My trouble with Apple is that they never seem to finish anything any longer. I understand that they're big and important now, but the bugs are bigger and more frequent now. Pleasing the whole population by adding feature-after-feature, while ignoring the bug list just screams Adobe.
Apple does seem to test, when they feel like it, which is better than Google. Google only seem to test while they're creating their software. I have a 2013 Google Nexus 7 tablet with Android version 4.4.2 on it, and it seems to have all sorts of little issues which make the tablet unlikeable. Those little issues of course, are exacerbated by little issues in third party software.
I'm still having silly issues with (Mac) OS X 10.8.5, and 10.9.4 isn't ready yet, so I'm not moving. Equally, iOS 7.x seems buggy but Apple leaves mobile users hanging in the breeze quite often, security issues and all.
One thing that struck me that Apple gets it again is the mobile hotspot functionality that you can start from your Mac running Yosemite. When I use my iPhone 5c as a mobile hotspot, they have the cheesy little links icon to show that Apple products are happy together--at least, when they work together. (Do I seem more bitchy than usual? I'm not sure the lack of sleep is helping.)
For developers, the Swift language seems to be quite useful. The one thing that will cause resistance is that it's not one of the already-established languages. Microsoft copied a lot of Java to create C# but they had developers stuck in their development platform. Google has been grooming developers with their summer coding programs. Apple has often been knocking heads with developers, rather than courting them.
Mind you, Objective-C is a fine language, and it's been around since the mid-1980s. Apple extended it to work with C++ somewhat in Objective-C 2.0. Naturally, in the mid-1980s, C++ wasn't much. People were still coding in Pascal and making the switch to C.
However, all of those iOS game developers will like where Swift is going because of its interactivity, if it doesn't slow down performance or throughput in development. Remember CASE tools? Magic has its price.
I look forward to updating quite a lot and getting my hands dirty. I haven't done much independent development for a while, and if Swift can re-kindle my interest, all the better.
What if Apple was in your car, your house, and on everything mobile you had? Would it be a nightmare or a dream or both? My history with the company says that it would be both. "Two steps forward, one step back." always seems to apply.

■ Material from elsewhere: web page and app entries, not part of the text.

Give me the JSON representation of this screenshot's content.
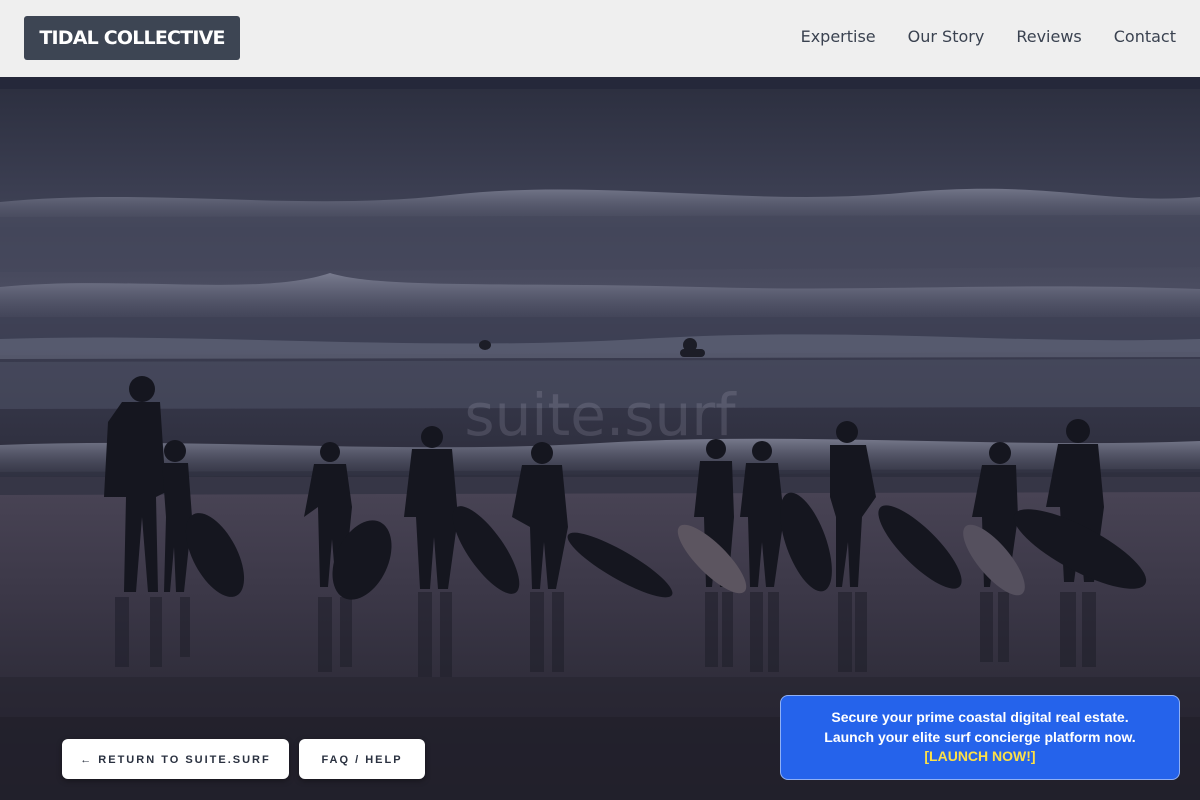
{
  "header": {
    "logo": "TIDAL COLLECTIVE",
    "nav": [
      "Expertise",
      "Our Story",
      "Reviews",
      "Contact"
    ]
  },
  "hero": {
    "watermark": "suite.surf"
  },
  "buttons": {
    "return_label": "← RETURN TO SUITE.SURF",
    "faq_label": "FAQ / HELP"
  },
  "promo": {
    "line1": "Secure your prime coastal digital real estate.",
    "line2": "Launch your elite surf concierge platform now.",
    "cta": "[LAUNCH NOW!]"
  },
  "colors": {
    "header_bg": "#efefef",
    "logo_bg": "#3d4553",
    "promo_bg": "#2563eb",
    "promo_cta": "#fde047"
  }
}
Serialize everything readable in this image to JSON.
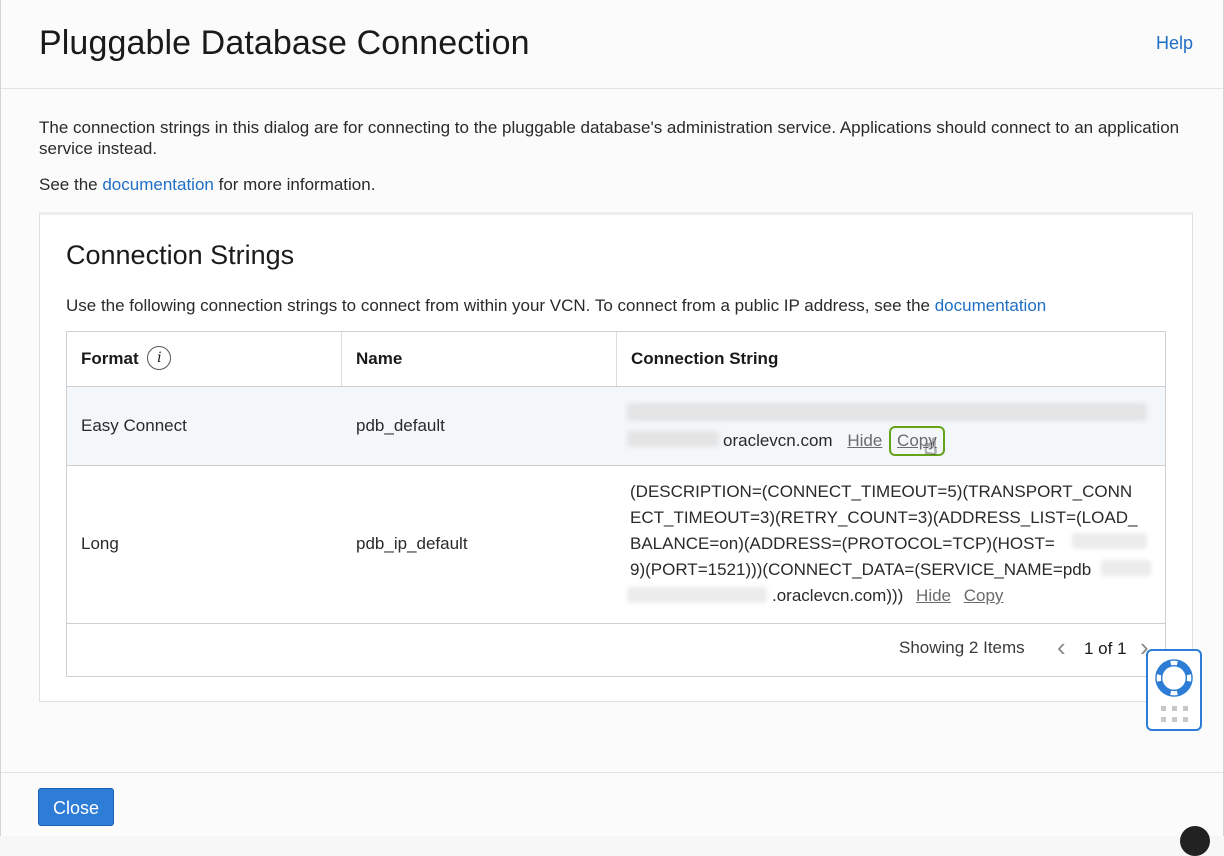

On the other hand, I don't see Google being much different, just in a different form. However, they have to deal with everyone who wants to create something from their open source code and still call it Android. By the way, have you seen anyone using a Chrome OS computer? I have not, though I expect my near future proximity to the San Francisco Bay Area may change that. (It's odd to see the new Maps for OS X practically pointing to my new home.) It's just that a lot of the country is still not connected so well. Google doesn't get that. Apple doesn't get that.